PROBLEM REQUIREMENTS. Please output the listing that follows exactly, but keep all images out.

::::::

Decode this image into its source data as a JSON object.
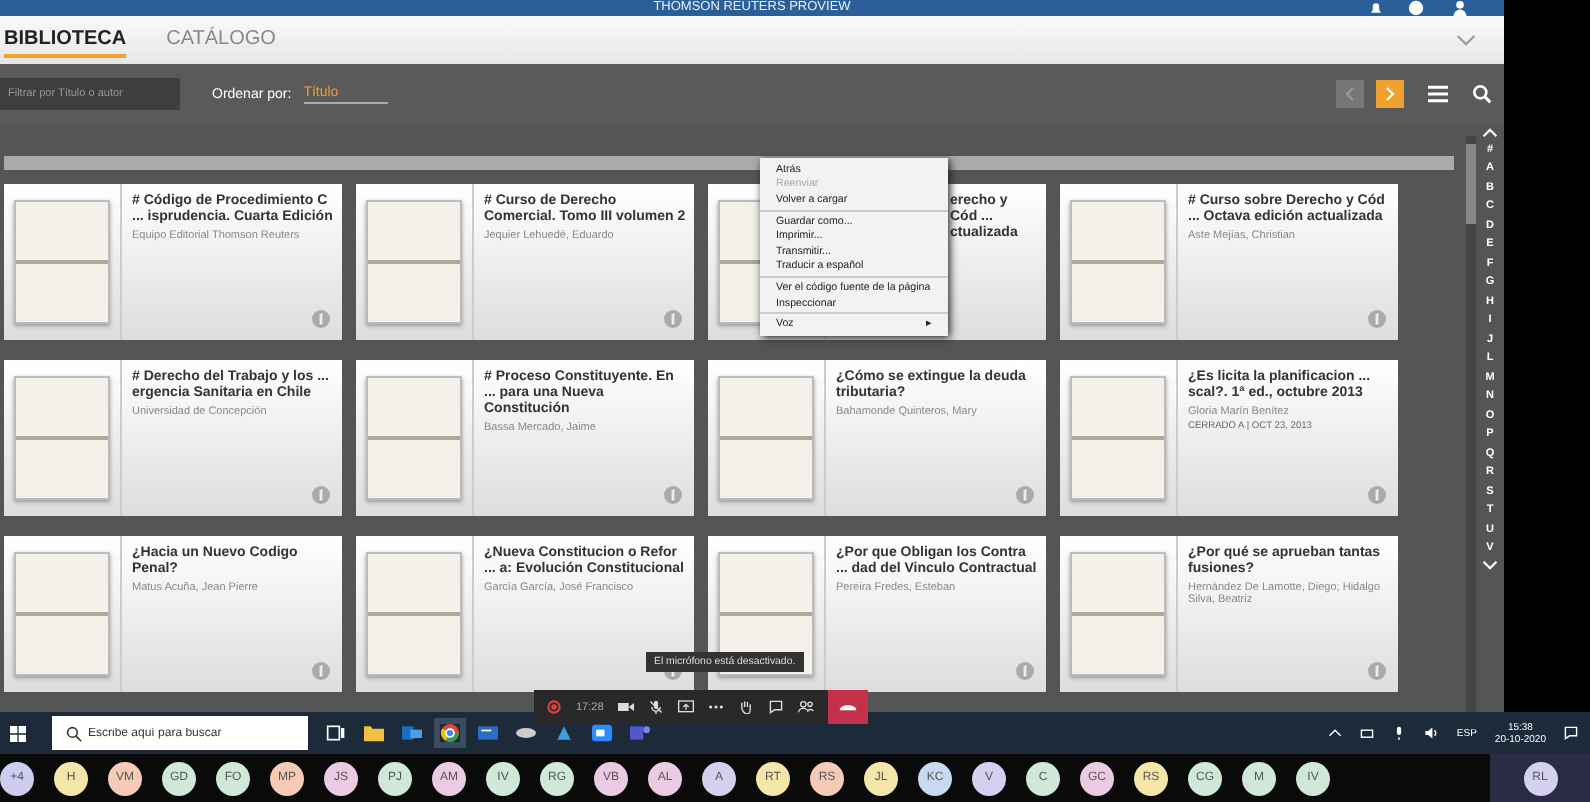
{
  "window": {
    "title": "THOMSON REUTERS PROVIEW"
  },
  "tabs": [
    {
      "label": "BIBLIOTECA",
      "selected": true
    },
    {
      "label": "CATÁLOGO",
      "selected": false
    }
  ],
  "toolbar": {
    "filter": {
      "placeholder": "Filtrar por Título o autor"
    },
    "sort_label": "Ordenar por:",
    "sort_value": "Título",
    "prev_disabled": true
  },
  "books": [
    {
      "kind": "full",
      "title": "# Código de Procedimiento C ... isprudencia. Cuarta Edición",
      "author": "Equipo Editorial Thomson Reuters"
    },
    {
      "kind": "full",
      "title": "# Curso de Derecho Comercial. Tomo III volumen 2",
      "author": "Jequier Lehuedé, Eduardo"
    },
    {
      "kind": "partial",
      "title": "erecho y Cód ... ctualizada"
    },
    {
      "kind": "full",
      "title": "# Curso sobre Derecho y Cód ... Octava edición actualizada",
      "author": "Aste Mejías, Christian"
    },
    {
      "kind": "full",
      "title": "# Derecho del Trabajo y los ... ergencia Sanitaria en Chile",
      "author": "Universidad de Concepción"
    },
    {
      "kind": "full",
      "title": "# Proceso Constituyente. En ... para una Nueva Constitución",
      "author": "Bassa Mercado, Jaime"
    },
    {
      "kind": "full",
      "title": "¿Cómo se extingue la deuda tributaria?",
      "author": "Bahamonde Quinteros, Mary"
    },
    {
      "kind": "full",
      "title": "¿Es licita la planificacion ... scal?. 1ª ed., octubre 2013",
      "author": "Gloria Marín Benítez",
      "note": "CERRADO A | OCT 23, 2013"
    },
    {
      "kind": "full",
      "title": "¿Hacia un Nuevo Codigo Penal?",
      "author": "Matus Acuña, Jean Pierre"
    },
    {
      "kind": "full",
      "title": "¿Nueva Constitucion o Refor ... a: Evolución Constitucional",
      "author": "García García, José Francisco"
    },
    {
      "kind": "full",
      "title": "¿Por que Obligan los Contra ... dad del Vinculo Contractual",
      "author": "Pereira Fredes, Esteban"
    },
    {
      "kind": "full",
      "title": "¿Por qué se aprueban tantas fusiones?",
      "author": "Hernández De Lamotte, Diego; Hidalgo Silva, Beatriz"
    }
  ],
  "alphabet": [
    "#",
    "A",
    "B",
    "C",
    "D",
    "E",
    "F",
    "G",
    "H",
    "I",
    "J",
    "L",
    "M",
    "N",
    "O",
    "P",
    "Q",
    "R",
    "S",
    "T",
    "U",
    "V"
  ],
  "context_menu": [
    {
      "label": "Atrás",
      "disabled": false,
      "separator_before": false
    },
    {
      "label": "Reenviar",
      "disabled": true,
      "separator_before": false
    },
    {
      "label": "Volver a cargar",
      "disabled": false,
      "separator_before": false
    },
    {
      "label": "Guardar como...",
      "disabled": false,
      "separator_before": true
    },
    {
      "label": "Imprimir...",
      "disabled": false,
      "separator_before": false
    },
    {
      "label": "Transmitir...",
      "disabled": false,
      "separator_before": false
    },
    {
      "label": "Traducir a español",
      "disabled": false,
      "separator_before": false
    },
    {
      "label": "Ver el código fuente de la página",
      "disabled": false,
      "separator_before": true
    },
    {
      "label": "Inspeccionar",
      "disabled": false,
      "separator_before": false
    },
    {
      "label": "Voz",
      "disabled": false,
      "separator_before": true,
      "submenu": "▸"
    }
  ],
  "call_bar": {
    "tooltip": "El micrófono está desactivado.",
    "duration": "17:28"
  },
  "taskbar": {
    "search": {
      "placeholder": "Escribe aquí para buscar"
    },
    "language": "ESP",
    "time": "15:38",
    "date": "20-10-2020"
  },
  "participants": [
    {
      "initials": "+4",
      "color": "#cfcdef"
    },
    {
      "initials": "H",
      "color": "#f3e6a8"
    },
    {
      "initials": "VM",
      "color": "#f5cbb8"
    },
    {
      "initials": "GD",
      "color": "#cfe8d8"
    },
    {
      "initials": "FO",
      "color": "#cfe8d8"
    },
    {
      "initials": "MP",
      "color": "#f5cbb8"
    },
    {
      "initials": "JS",
      "color": "#ebcbe3"
    },
    {
      "initials": "PJ",
      "color": "#cfe8d8"
    },
    {
      "initials": "AM",
      "color": "#ebcbe3"
    },
    {
      "initials": "IV",
      "color": "#cfe8d8"
    },
    {
      "initials": "RG",
      "color": "#cfe8d8"
    },
    {
      "initials": "VB",
      "color": "#ebcbe3"
    },
    {
      "initials": "AL",
      "color": "#ebcbe3"
    },
    {
      "initials": "A",
      "color": "#d3d0f0"
    },
    {
      "initials": "RT",
      "color": "#f3e6a8"
    },
    {
      "initials": "RS",
      "color": "#f5cbb8"
    },
    {
      "initials": "JL",
      "color": "#f3e6a8"
    },
    {
      "initials": "KC",
      "color": "#c9d9f1"
    },
    {
      "initials": "V",
      "color": "#d3d0f0"
    },
    {
      "initials": "C",
      "color": "#cfe8d8"
    },
    {
      "initials": "GC",
      "color": "#ebcbe3"
    },
    {
      "initials": "RS",
      "color": "#f3e6a8"
    },
    {
      "initials": "CG",
      "color": "#cfe8d8"
    },
    {
      "initials": "M",
      "color": "#cfe8d8"
    },
    {
      "initials": "IV",
      "color": "#cfe8d8"
    }
  ],
  "presenter": {
    "initials": "RL",
    "color": "#d3d0f0"
  }
}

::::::

THE COMPLETED TASK.
Decode this image into its source data as a JSON object.
{
  "window": {
    "title": "THOMSON REUTERS PROVIEW"
  },
  "tabs": [
    {
      "label": "BIBLIOTECA",
      "selected": true
    },
    {
      "label": "CATÁLOGO",
      "selected": false
    }
  ],
  "toolbar": {
    "filter": {
      "placeholder": "Filtrar por Título o autor"
    },
    "sort_label": "Ordenar por:",
    "sort_value": "Título",
    "prev_disabled": true
  },
  "books": [
    {
      "kind": "full",
      "title": "# Código de Procedimiento C ... isprudencia. Cuarta Edición",
      "author": "Equipo Editorial Thomson Reuters"
    },
    {
      "kind": "full",
      "title": "# Curso de Derecho Comercial. Tomo III volumen 2",
      "author": "Jequier Lehuedé, Eduardo"
    },
    {
      "kind": "partial",
      "title": "erecho y Cód ... ctualizada"
    },
    {
      "kind": "full",
      "title": "# Curso sobre Derecho y Cód ... Octava edición actualizada",
      "author": "Aste Mejías, Christian"
    },
    {
      "kind": "full",
      "title": "# Derecho del Trabajo y los ... ergencia Sanitaria en Chile",
      "author": "Universidad de Concepción"
    },
    {
      "kind": "full",
      "title": "# Proceso Constituyente. En ... para una Nueva Constitución",
      "author": "Bassa Mercado, Jaime"
    },
    {
      "kind": "full",
      "title": "¿Cómo se extingue la deuda tributaria?",
      "author": "Bahamonde Quinteros, Mary"
    },
    {
      "kind": "full",
      "title": "¿Es licita la planificacion ... scal?. 1ª ed., octubre 2013",
      "author": "Gloria Marín Benítez",
      "note": "CERRADO A | OCT 23, 2013"
    },
    {
      "kind": "full",
      "title": "¿Hacia un Nuevo Codigo Penal?",
      "author": "Matus Acuña, Jean Pierre"
    },
    {
      "kind": "full",
      "title": "¿Nueva Constitucion o Refor ... a: Evolución Constitucional",
      "author": "García García, José Francisco"
    },
    {
      "kind": "full",
      "title": "¿Por que Obligan los Contra ... dad del Vinculo Contractual",
      "author": "Pereira Fredes, Esteban"
    },
    {
      "kind": "full",
      "title": "¿Por qué se aprueban tantas fusiones?",
      "author": "Hernández De Lamotte, Diego; Hidalgo Silva, Beatriz"
    }
  ],
  "alphabet": [
    "#",
    "A",
    "B",
    "C",
    "D",
    "E",
    "F",
    "G",
    "H",
    "I",
    "J",
    "L",
    "M",
    "N",
    "O",
    "P",
    "Q",
    "R",
    "S",
    "T",
    "U",
    "V"
  ],
  "context_menu": [
    {
      "label": "Atrás",
      "disabled": false,
      "separator_before": false
    },
    {
      "label": "Reenviar",
      "disabled": true,
      "separator_before": false
    },
    {
      "label": "Volver a cargar",
      "disabled": false,
      "separator_before": false
    },
    {
      "label": "Guardar como...",
      "disabled": false,
      "separator_before": true
    },
    {
      "label": "Imprimir...",
      "disabled": false,
      "separator_before": false
    },
    {
      "label": "Transmitir...",
      "disabled": false,
      "separator_before": false
    },
    {
      "label": "Traducir a español",
      "disabled": false,
      "separator_before": false
    },
    {
      "label": "Ver el código fuente de la página",
      "disabled": false,
      "separator_before": true
    },
    {
      "label": "Inspeccionar",
      "disabled": false,
      "separator_before": false
    },
    {
      "label": "Voz",
      "disabled": false,
      "separator_before": true,
      "submenu": "▸"
    }
  ],
  "call_bar": {
    "tooltip": "El micrófono está desactivado.",
    "duration": "17:28"
  },
  "taskbar": {
    "search": {
      "placeholder": "Escribe aquí para buscar"
    },
    "language": "ESP",
    "time": "15:38",
    "date": "20-10-2020"
  },
  "participants": [
    {
      "initials": "+4",
      "color": "#cfcdef"
    },
    {
      "initials": "H",
      "color": "#f3e6a8"
    },
    {
      "initials": "VM",
      "color": "#f5cbb8"
    },
    {
      "initials": "GD",
      "color": "#cfe8d8"
    },
    {
      "initials": "FO",
      "color": "#cfe8d8"
    },
    {
      "initials": "MP",
      "color": "#f5cbb8"
    },
    {
      "initials": "JS",
      "color": "#ebcbe3"
    },
    {
      "initials": "PJ",
      "color": "#cfe8d8"
    },
    {
      "initials": "AM",
      "color": "#ebcbe3"
    },
    {
      "initials": "IV",
      "color": "#cfe8d8"
    },
    {
      "initials": "RG",
      "color": "#cfe8d8"
    },
    {
      "initials": "VB",
      "color": "#ebcbe3"
    },
    {
      "initials": "AL",
      "color": "#ebcbe3"
    },
    {
      "initials": "A",
      "color": "#d3d0f0"
    },
    {
      "initials": "RT",
      "color": "#f3e6a8"
    },
    {
      "initials": "RS",
      "color": "#f5cbb8"
    },
    {
      "initials": "JL",
      "color": "#f3e6a8"
    },
    {
      "initials": "KC",
      "color": "#c9d9f1"
    },
    {
      "initials": "V",
      "color": "#d3d0f0"
    },
    {
      "initials": "C",
      "color": "#cfe8d8"
    },
    {
      "initials": "GC",
      "color": "#ebcbe3"
    },
    {
      "initials": "RS",
      "color": "#f3e6a8"
    },
    {
      "initials": "CG",
      "color": "#cfe8d8"
    },
    {
      "initials": "M",
      "color": "#cfe8d8"
    },
    {
      "initials": "IV",
      "color": "#cfe8d8"
    }
  ],
  "presenter": {
    "initials": "RL",
    "color": "#d3d0f0"
  }
}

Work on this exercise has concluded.